Work to complete
Your answer must be the records below, printed exactly.

Dataset records
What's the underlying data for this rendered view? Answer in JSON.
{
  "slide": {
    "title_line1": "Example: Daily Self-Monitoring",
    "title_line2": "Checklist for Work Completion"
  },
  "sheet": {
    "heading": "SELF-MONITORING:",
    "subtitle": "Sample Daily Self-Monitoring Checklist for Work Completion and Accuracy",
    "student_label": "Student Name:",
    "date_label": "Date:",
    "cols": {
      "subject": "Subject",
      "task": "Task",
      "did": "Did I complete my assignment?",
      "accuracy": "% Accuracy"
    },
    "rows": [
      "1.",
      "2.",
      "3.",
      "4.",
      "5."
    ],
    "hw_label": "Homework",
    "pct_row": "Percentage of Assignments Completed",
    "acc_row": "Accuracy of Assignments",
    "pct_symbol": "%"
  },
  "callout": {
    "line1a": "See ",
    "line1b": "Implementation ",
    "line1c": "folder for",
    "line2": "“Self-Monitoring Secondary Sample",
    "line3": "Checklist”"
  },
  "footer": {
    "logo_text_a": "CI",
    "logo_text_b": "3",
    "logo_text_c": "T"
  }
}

Answer box
What's the underlying data for this rendered view? Answer in JSON.
{
  "slide": {
    "title_line1": "Example: Daily Self-Monitoring",
    "title_line2": "Checklist for Work Completion"
  },
  "sheet": {
    "heading": "SELF-MONITORING:",
    "subtitle": "Sample Daily Self-Monitoring Checklist for Work Completion and Accuracy",
    "student_label": "Student Name:",
    "date_label": "Date:",
    "cols": {
      "subject": "Subject",
      "task": "Task",
      "did": "Did I complete my assignment?",
      "accuracy": "% Accuracy"
    },
    "rows": [
      "1.",
      "2.",
      "3.",
      "4.",
      "5."
    ],
    "hw_label": "Homework",
    "pct_row": "Percentage of Assignments Completed",
    "acc_row": "Accuracy of Assignments",
    "pct_symbol": "%"
  },
  "callout": {
    "line1a": "See ",
    "line1b": "Implementation ",
    "line1c": "folder for",
    "line2": "“Self-Monitoring Secondary Sample",
    "line3": "Checklist”"
  },
  "footer": {
    "logo_text_a": "CI",
    "logo_text_b": "3",
    "logo_text_c": "T"
  }
}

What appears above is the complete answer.